If you're under 40, chances are your Gail number won't be high enough to offset the risk of tamoxifen's side effects. High-risk women in their 50s are likely candidates if they've had a hysterectomy, which eliminates the uterine cancer worry. Women over 60 are generally at higher risk for the drug's side effects, negating its advantages.
Also, it's not always the numbers themselves that matter. It's what they mean to you. Many women cringe at the idea of taking something with potentially serious side effects for a disease they don't have. "Tamoxifen isn't sugar candy, but a very powerful drug," says Barbara Brenner, executive director of Breast Cancer Action, an advocacy group in San Francisco. "And we're talking about using it as an intervention in healthy people, people who aren't sick and may never get sick."
NCI researcher Dr. Leslie Ford, on the other hand, sees risk-reducing medications as a desirable pursuit. "That's what we do with cholesterol-lowering drugs like statins," she says. "High cholesterol isn't heart disease, but a known risk for it. So we give statins to people to reduce their risk."
Ford, though, agrees with the advocacy groups that tamoxifen's rare but potentially deadly side effects are a concern. That's why she, McCaskill-Stevens, and others at the NCI have embarked on another major trial that seeks to find a breast cancer preventive as potent as tamoxifen but without all the problems. The results of that study, involving the drug raloxifene, are due in 2006.
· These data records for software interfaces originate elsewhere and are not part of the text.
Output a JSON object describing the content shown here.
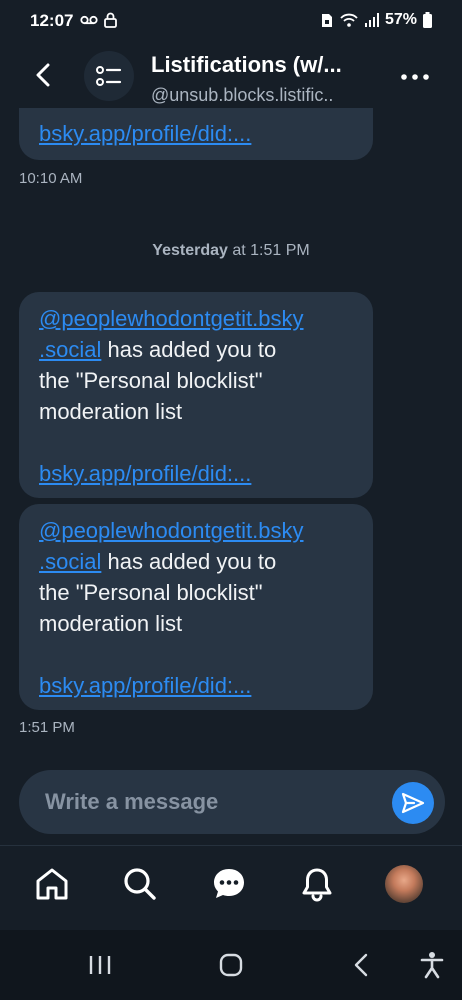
{
  "status_bar": {
    "time": "12:07",
    "battery": "57%"
  },
  "header": {
    "title": "Listifications (w/...",
    "subtitle": "@unsub.blocks.listific.."
  },
  "messages": {
    "top_partial": {
      "link": "bsky.app/profile/did:..."
    },
    "top_time": "10:10 AM",
    "day_divider": {
      "day": "Yesterday",
      "rest": " at 1:51 PM"
    },
    "items": [
      {
        "mention_line1": "@peoplewhodontgetit.bsky",
        "mention_line2": ".social",
        "text_after_mention": " has added you to",
        "line3": "the \"Personal blocklist\"",
        "line4": "moderation list",
        "link": "bsky.app/profile/did:..."
      },
      {
        "mention_line1": "@peoplewhodontgetit.bsky",
        "mention_line2": ".social",
        "text_after_mention": " has added you to",
        "line3": "the \"Personal blocklist\"",
        "line4": "moderation list",
        "link": "bsky.app/profile/did:..."
      }
    ],
    "bottom_time": "1:51 PM"
  },
  "composer": {
    "placeholder": "Write a message"
  },
  "colors": {
    "background": "#161e27",
    "bubble": "#283544",
    "accent": "#2c8bf2",
    "muted_text": "#aab4c0"
  },
  "icons": {
    "back": "chevron-left-icon",
    "list": "list-icon",
    "more": "more-horizontal-icon",
    "send": "send-icon",
    "home": "home-icon",
    "search": "search-icon",
    "chat": "chat-bubble-icon",
    "notifications": "bell-icon",
    "profile": "avatar",
    "android_recents": "recents-icon",
    "android_home": "home-square-icon",
    "android_back": "android-back-icon",
    "accessibility": "accessibility-icon"
  }
}
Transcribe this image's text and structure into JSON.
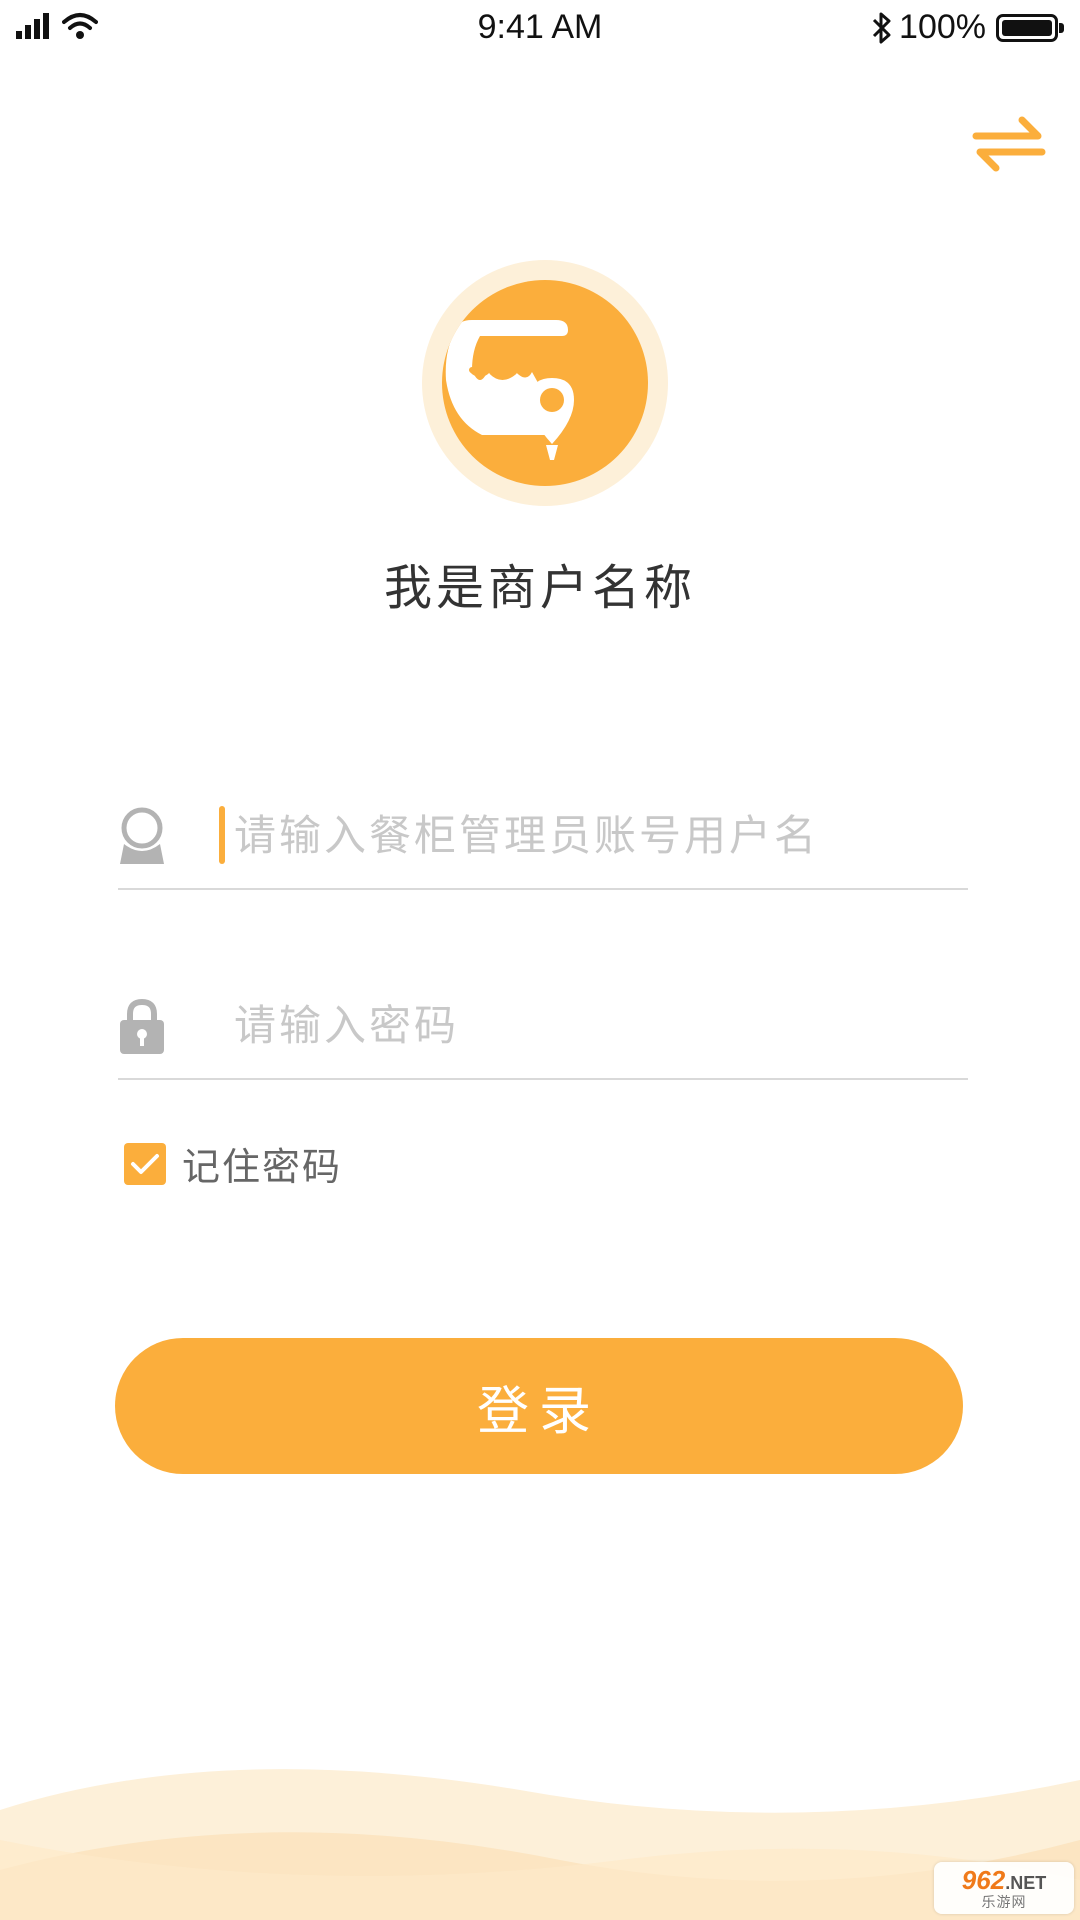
{
  "status_bar": {
    "time": "9:41 AM",
    "battery_percent": "100%",
    "battery_level": 1.0
  },
  "header": {
    "switch_icon": "swap-arrows-icon"
  },
  "brand": {
    "logo_icon": "shop-location-logo",
    "merchant_name": "我是商户名称"
  },
  "form": {
    "username": {
      "icon": "user-icon",
      "value": "",
      "placeholder": "请输入餐柜管理员账号用户名"
    },
    "password": {
      "icon": "lock-icon",
      "value": "",
      "placeholder": "请输入密码"
    },
    "remember": {
      "label": "记住密码",
      "checked": true
    },
    "login_label": "登录"
  },
  "watermark": {
    "top_number": "962",
    "top_suffix": ".NET",
    "bottom": "乐游网"
  },
  "colors": {
    "accent": "#fbae3c",
    "logo_ring": "#fdf0d9",
    "placeholder": "#c8c8c8",
    "icon_gray": "#b3b3b3"
  }
}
That's more good news for women like Helene Wilson. "Women need to be proactive," she says. "We need to see what we can do to prevent this disease instead of just waiting for it to happen. Anything you can do to take control of your own health is a good thing."
A statistical tool known as the Gail model is used to calculate your risk of developing breast cancer. You can estimate your own likelihood with the National Cancer Institute's Breast Cancer Risk Assessment Tool at http://cancer.gov/bcrisktool. You'll be asked a number of questions, including at which age you started menstruating, how old you were when your first child was born, and whether or not you've had a biopsy. The tool will estimate your breast cancer risk in the next five years as well as over your lifetime.
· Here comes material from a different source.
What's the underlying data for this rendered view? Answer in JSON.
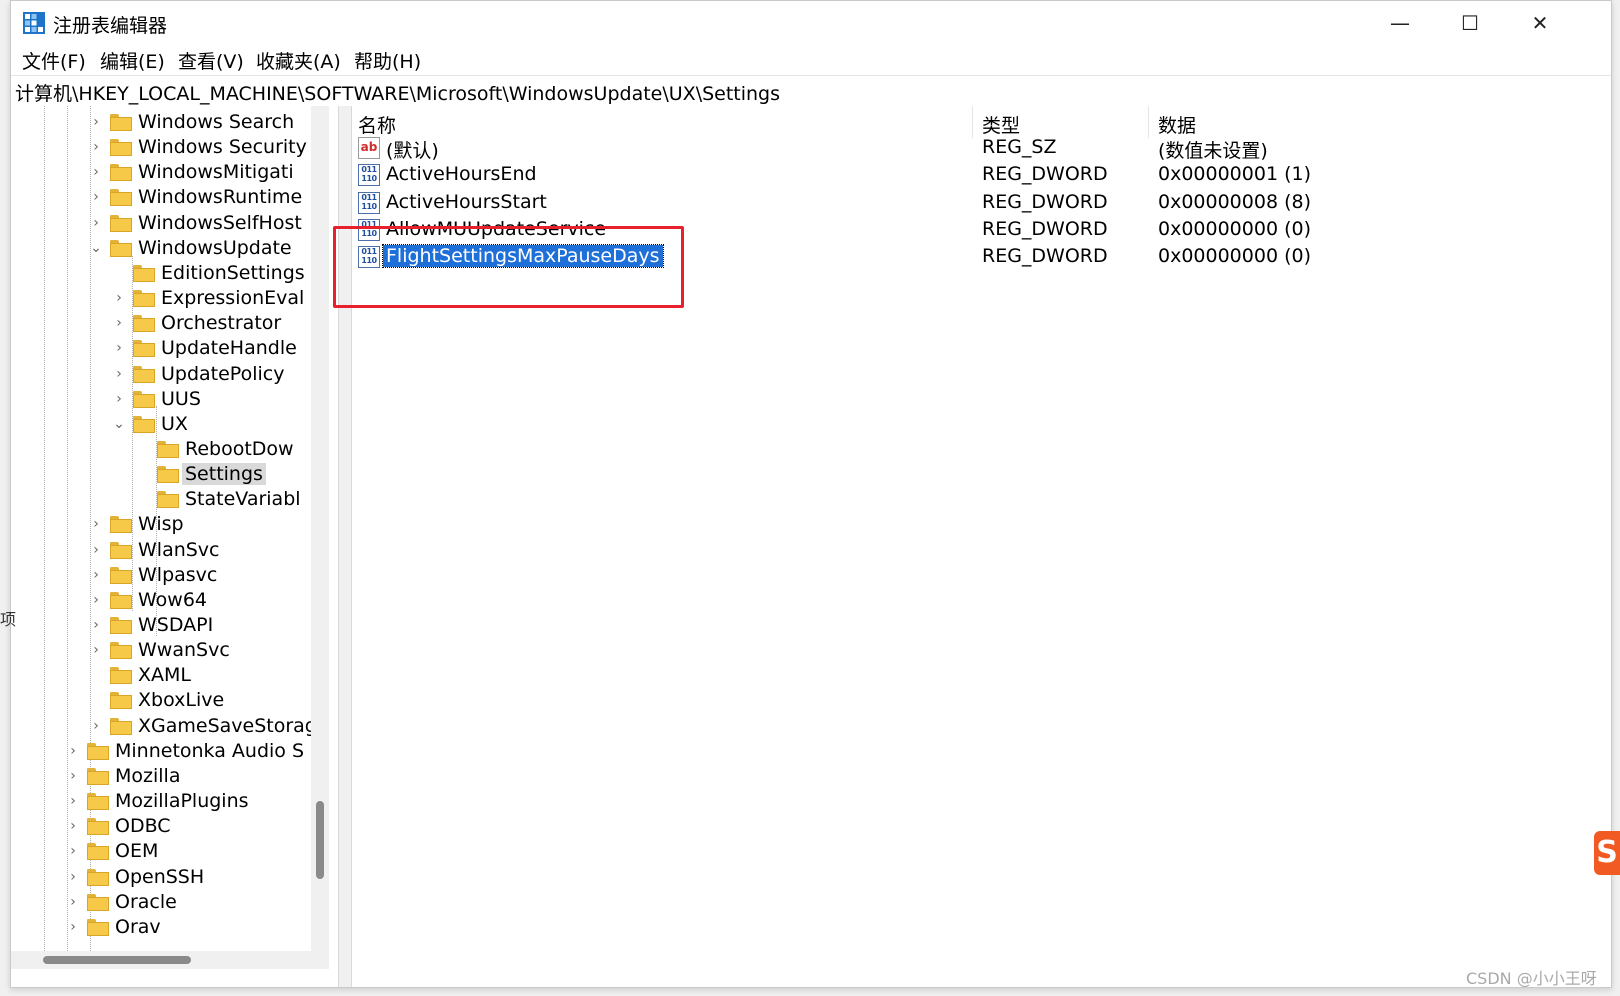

Originally published in Better Homes and Gardens magazine, October 2004.